In statistics one finds the experiment of flipping a coin and observing if the coin lands with heads facing up or with tails facing up. This is the central idea behind probability distributions that can be applied to many different situations involving uncertainty. I thought of the idea of a two sided coin recently when I realized that I am somewhat ambivalent about the coming holiday of Halloween.
I am not always sure of what to make of the holiday of Halloween. On the one hand, it is a chance to dress up in silly costumes and spend time with your neighbors. On the other hand (I am, after all, an economist with two hands…), it is a holiday that can be disturbing in its celebration of some of the elements of life that we normally like to ignore. For example, I find myself driving by lawn ornaments shaped like tombstones that read "R.I.P.", and as my mind makes a quick visit back to "research in progress" seminars from graduate school, I find myself shouting from my heart that I am not ready to surrender anyone I love to such graves. Such decorations are similar to the fireworks on the 4th of July that take bombs from war and turn them into a means to celebrate. This Halloween I find myself concentrating on the fun aspect of the holiday, especially the various costumes that are part of the celebration.

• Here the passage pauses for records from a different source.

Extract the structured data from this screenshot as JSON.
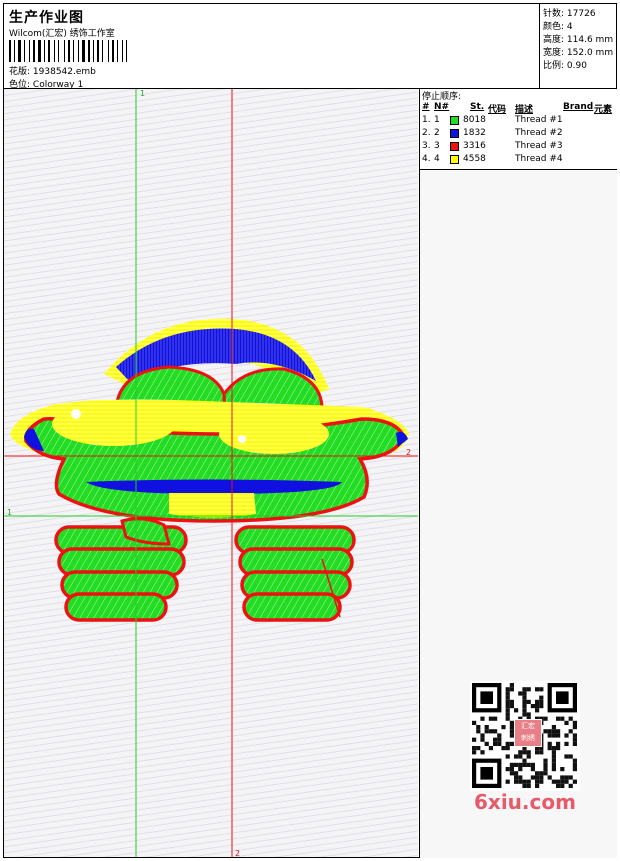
{
  "header": {
    "title": "生产作业图",
    "company": "Wilcom(汇宏) 绣饰工作室",
    "design_label": "花版:",
    "design_file": "1938542.emb",
    "colorway_label": "色位:",
    "colorway": "Colorway 1"
  },
  "stats": {
    "stitches_label": "针数:",
    "stitches": "17726",
    "colors_label": "颜色:",
    "colors": "4",
    "height_label": "高度:",
    "height": "114.6 mm",
    "width_label": "宽度:",
    "width": "152.0 mm",
    "scale_label": "比例:",
    "scale": "0.90"
  },
  "threads": {
    "stop_sequence_label": "停止顺序:",
    "columns": {
      "index": "#",
      "n": "N#",
      "st": "St.",
      "code": "代码",
      "desc": "描述",
      "brand": "Brand",
      "element": "元素"
    },
    "rows": [
      {
        "index": "1.",
        "n": "1",
        "code": "8018",
        "desc": "Thread #1",
        "color": "#22dd22"
      },
      {
        "index": "2.",
        "n": "2",
        "code": "1832",
        "desc": "Thread #2",
        "color": "#1010e0"
      },
      {
        "index": "3.",
        "n": "3",
        "code": "3316",
        "desc": "Thread #3",
        "color": "#ee1111"
      },
      {
        "index": "4.",
        "n": "4",
        "code": "4558",
        "desc": "Thread #4",
        "color": "#ffff00"
      }
    ]
  },
  "guides": {
    "label_v1": "1",
    "label_h1": "1",
    "label_v2": "2",
    "label_h2": "2"
  },
  "watermark": {
    "text": "6xiu.com",
    "seal": "汇宏刺绣"
  },
  "colors": {
    "green": "#22dd22",
    "blue": "#1010e0",
    "red": "#ee1111",
    "yellow": "#ffff00"
  }
}
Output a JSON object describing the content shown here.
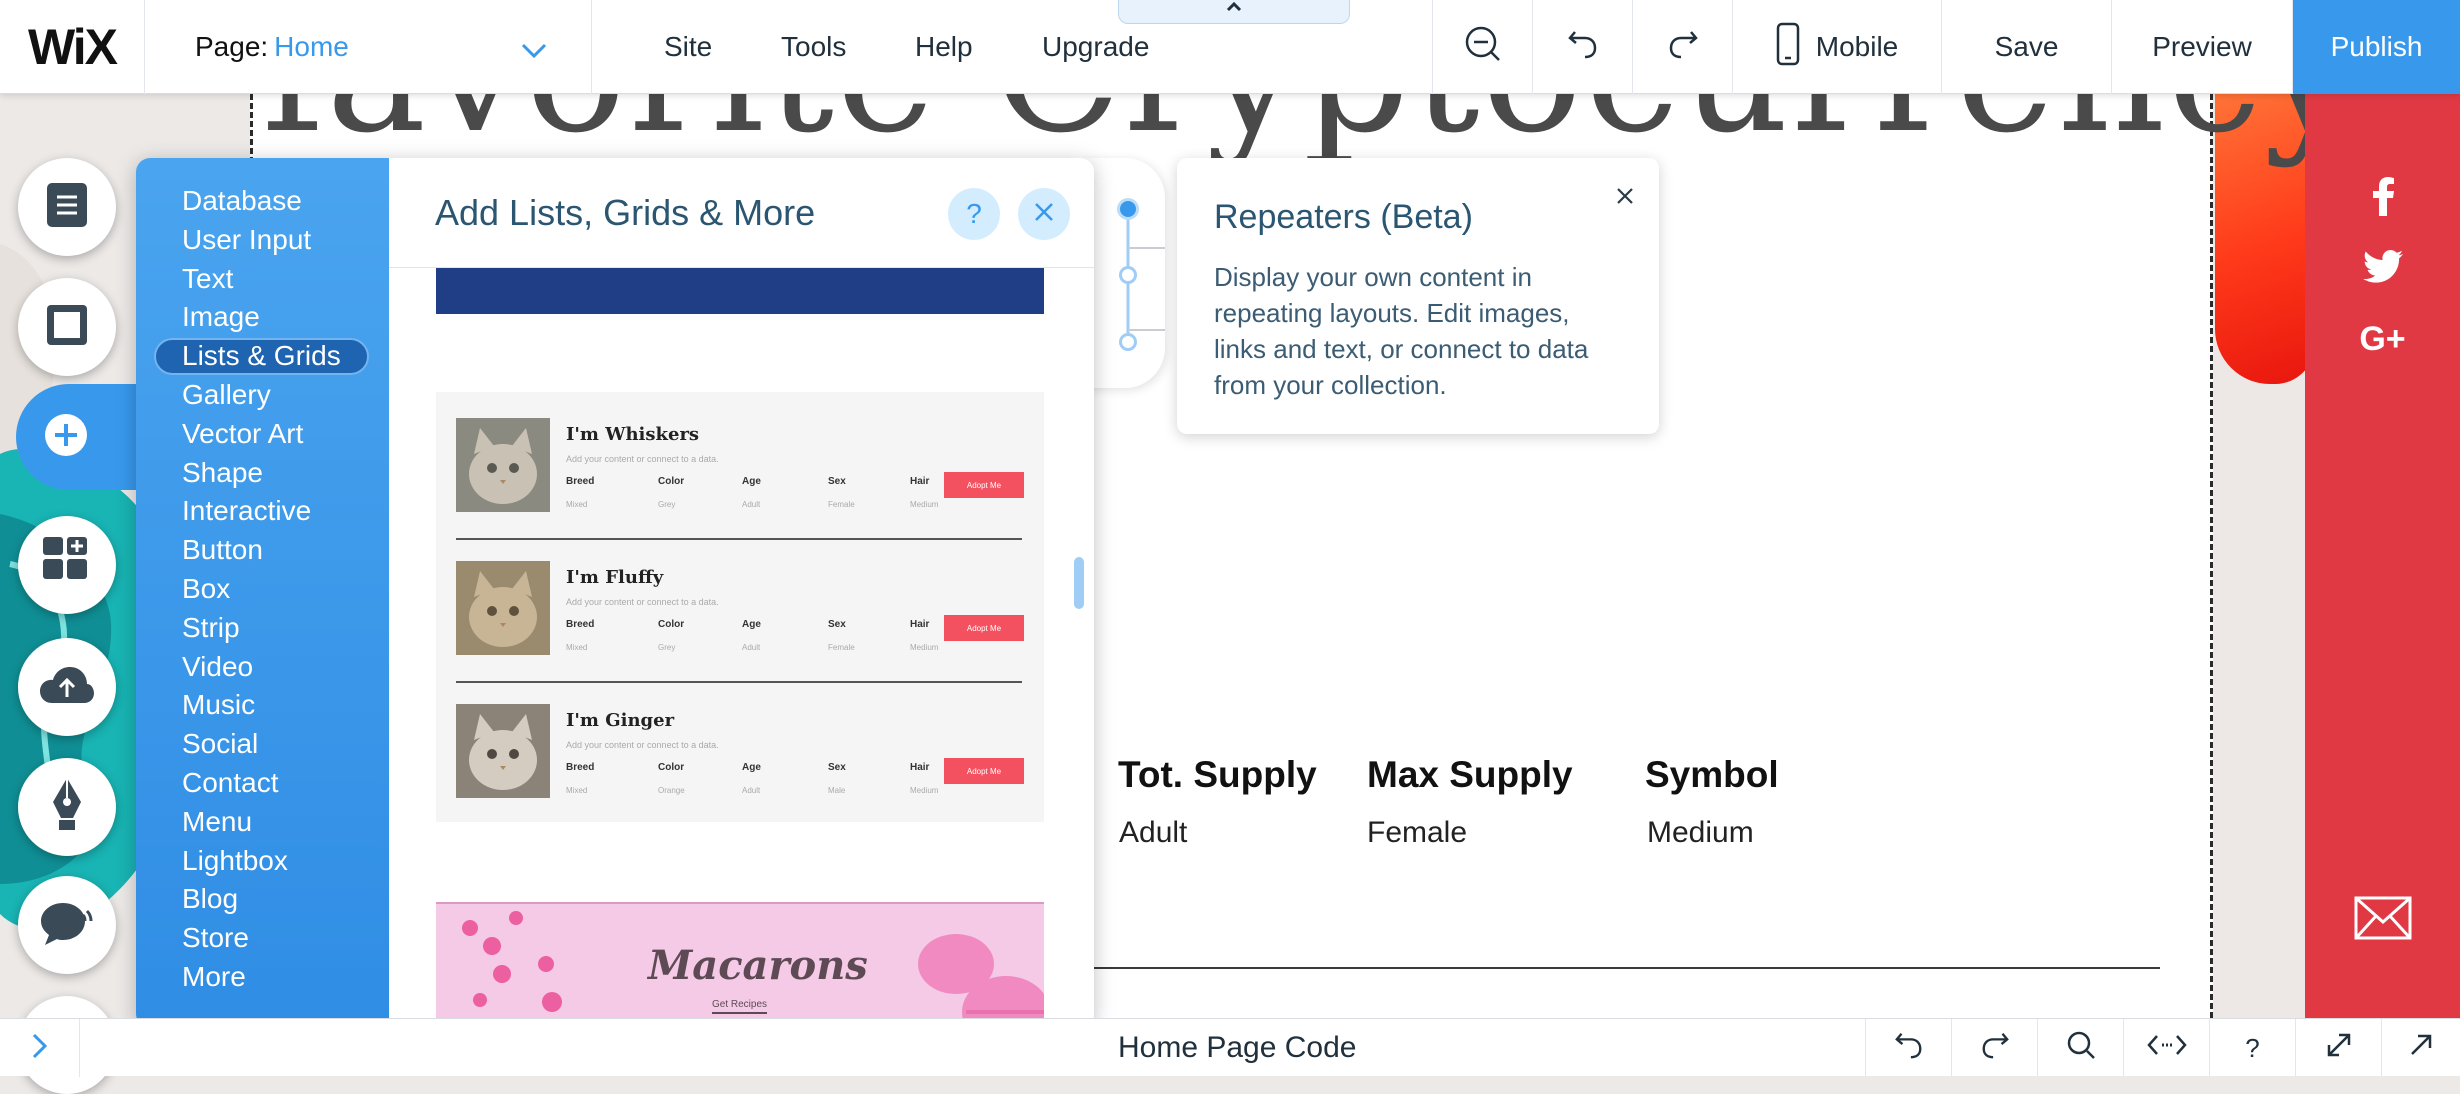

When I think back over my life, I realize that I have had encountered a few very cool costumes over the years. There is a picture of me as a little girl dressed up as a soup can, thanks to my mother’s ingenuity. I remember my sister dressing up as Snoopy one year, with my mom going as his dog house. In the 1980s, when the phrase “gag me with a spoon” became popular, a friend expanded it to “gag me with a Metrobus” ( I suppose that if a spoon would make one gag, a huge Metrobus would do an even better job of it), and so, that year, I dressed up as one of the busses that run through our nation’s capital. And it was 1979, at the height of his fame, when I took an old mask, some cardboard and gold spray paint and, with the help of some toilet paper, dressed up as "King Tut." I think that only one person asked if I could really be King Tut, or if I needed to be "Queen Tut" instead.
I recall a costume party in graduate school in which a woman came dressed as a Christmas tree. The costume was made from an old green bridesmaid dress (80s style, with big skirt and sleeves) on which she had hung blinking lights, hooked up to a battery pack on her back. As much as we all liked the costume, those of us who had ever spent a chunk of money to be in a wedding couldn’t help but be most impressed with the fact that, as I am sure the bride had promised her, she actually got to wear the dress again!
In our family we have the tradition of my daughter going with my husband each year to pick out a costume. This allows him to set some limits on what she can dress up as, while letting them spend some quality daddy-daughter time together. And I am always very impressed with what they come home with. One year it was a costume right out of the musical "Grease," while last year it was a pink race car driver’s outfit, with the words “Fastcar” replacing what I assume is the patented name of "Nascar." As they like to watch car shows together, it was very appropriate. This year, my daughter is going as a "jailbird," with a costume in pink stripes that looks like a uniform a prisoner would wear. I had to laugh at the name tag sewn onto it. It said, appropriately, "Miss Behaved."
I heard of a costume a few years ago in which a girl dressed up as a pig with wings. She was the "swine flu." And I understand that one of this year’s favorite costumes is "angry birds." I would love to hear about other good costume ideas, either from today or years ago.
Wishing everyone a Happy Halloween!
MULTIPLE: President, Los Angeles Harbor College, President, Los Angeles Southwest College, President, Los Angeles Valley College